This is a crescent 5,5 cm long Middle Paleolithic Point (Fig 1: ventral, Fig 2: dorsal) with a left sided continuous retouche on the ventral side and bilateral flat retouches on the dorsal side, creating a delicate pointed end. The blank can be called a Pseudo Levallois Point from a discoidal core. There is some careless basal thinning on the dorsal basis of the point and no indication for a Levallois chaine operatoire.
The Crimea is a peninsula on the northern coast of the Black Sea in Eastern Europe that is almost completely surrounded by both the Black Sea and the smaller Sea of Azov to the northeast. The peninsula is connected on the northwest to the mainland by the Perekop Isthmus, a 8 km wide wide strip of land. During the last Interglacial Crimea was disconnected from the mainland. Although the numerous (>100) and thick stratigraphic Middle Paleolithic sequences from caves and abris of the Crimean Mountains start with OIS5, first people are suggested to have entered the Crimea at least during late MIS6.

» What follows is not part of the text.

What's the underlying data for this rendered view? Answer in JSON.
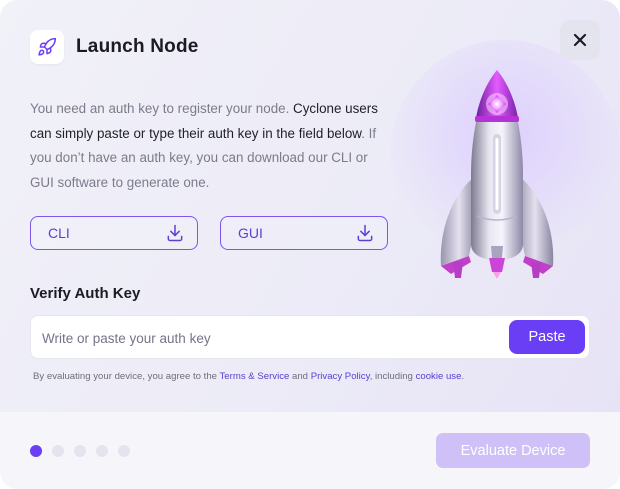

Fig 3: By NASA – , Public Domain, https://commons.wikimedia.org/w/index.php?curid=47611517
Two technocomplexes, the Western Crimean Mousterian (WCM) and the Crimean Micoquian (CM) have been identified during more that 100 yrs of Archaeological investigation. While the MIS3-WCM is characterized by a strong Levallois component and a laminar trend, the CM started during MIS5e and lasted until the MIS3/2 boundary.

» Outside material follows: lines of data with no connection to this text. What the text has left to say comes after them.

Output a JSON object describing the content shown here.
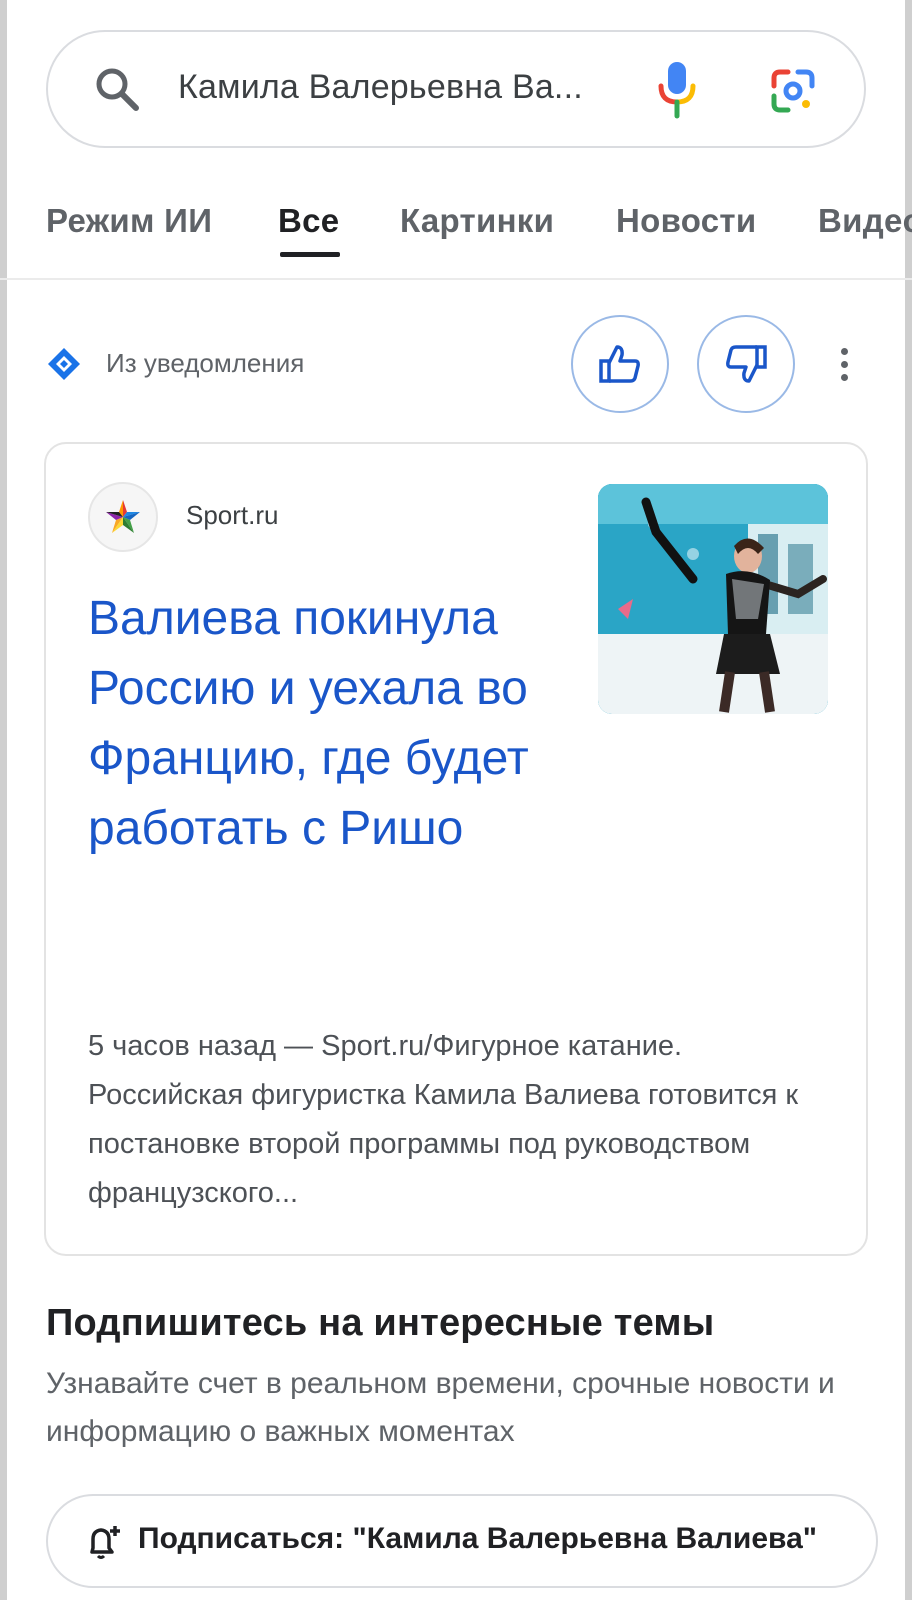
{
  "search": {
    "query": "Камила Валерьевна Ва..."
  },
  "tabs": [
    {
      "label": "Режим ИИ"
    },
    {
      "label": "Все"
    },
    {
      "label": "Картинки"
    },
    {
      "label": "Новости"
    },
    {
      "label": "Видео"
    }
  ],
  "notification": {
    "label": "Из уведомления"
  },
  "card": {
    "source": "Sport.ru",
    "headline": "Валиева покинула Россию и уехала во Францию, где будет работать с Ришо",
    "snippet": "5 часов назад — Sport.ru/Фигурное катание. Российская фигуристка Камила Валиева готовится к постановке второй программы под руководством французского..."
  },
  "topics": {
    "title": "Подпишитесь на интересные темы",
    "subtitle": "Узнавайте счет в реальном времени, срочные новости и информацию о важных моментах",
    "subscribe_label": "Подписаться: \"Камила Валерьевна Валиева\""
  },
  "colors": {
    "link": "#1a56c9",
    "accent_blue": "#1a73e8",
    "google_red": "#ea4335",
    "google_yellow": "#fbbc04",
    "google_green": "#34a853"
  }
}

Plano-convex Bifacial tools, convergent unifacial tools ( “scraper” and “points” and simple non Levallois unifacial tools (scraper, denticulated tools) form the substratum of the CM. According to the relative frequency of tool classes three to five “facies” of the CM are known (for example: Ak Kaya ensembles with the highest frequency of bifacial tools, Staroselje ensembles and the Kiik-Koba toolkit) and may be understood as activity specific expressions of this complex. How the WCM and the CM, which have been found interstratified at least at one site (Kabazi V) , can be explained is a matter of debate, comparable to this issue in the discussions about the Middle Paleolithic variability in West and Central Europe.
An isolated stray find of a Crimean Middle Paleolithic Crescent Point poses the problem to which complex it should be assigned. Clearly non Levallois and made by discoid method it fits to the CM. Similar pieces are known especially from Kiik-Koba. This facies is characterized by its high portion of convergent unifacial tools. Bifaces were often used as cores for the unifacial toolkit, therefore the artifacts are often small , most of the time not longer than 4-5 cm. In our case the point is at the upper limit for such an ensemble, because itwas made from a large discoid core.
The abundance of reworked Bifaces serving as cores and convergent tools in the Kiik-Koba contexts may be mainly explained by raw material shortness and not by cultural factors.
Demidenko described the place of crescent points within the reduction process: It begins with simple straight and convex sidescrapers further transformed into sub- triangular and/0r semi-crescent sidescrapers and points and then into triangular / sub-crescent and crescent / leaf- shaped / hook-like side-scrapers and points.
Good informations about the Crimean Middle Paleolithic can be found here:
Excellent discussion about the Micoquian in the Caucasus can be found here:
Decorated Radius bone fragment of a raven from the Micoquian strata at from Zaskalnaya VI rock shelter, Crimea. Dated to between 38 and 43 k.a. Cal BP.
Crescent Middle Paleolithic Points and other components of the eastern Micoquian were also found in West Europe: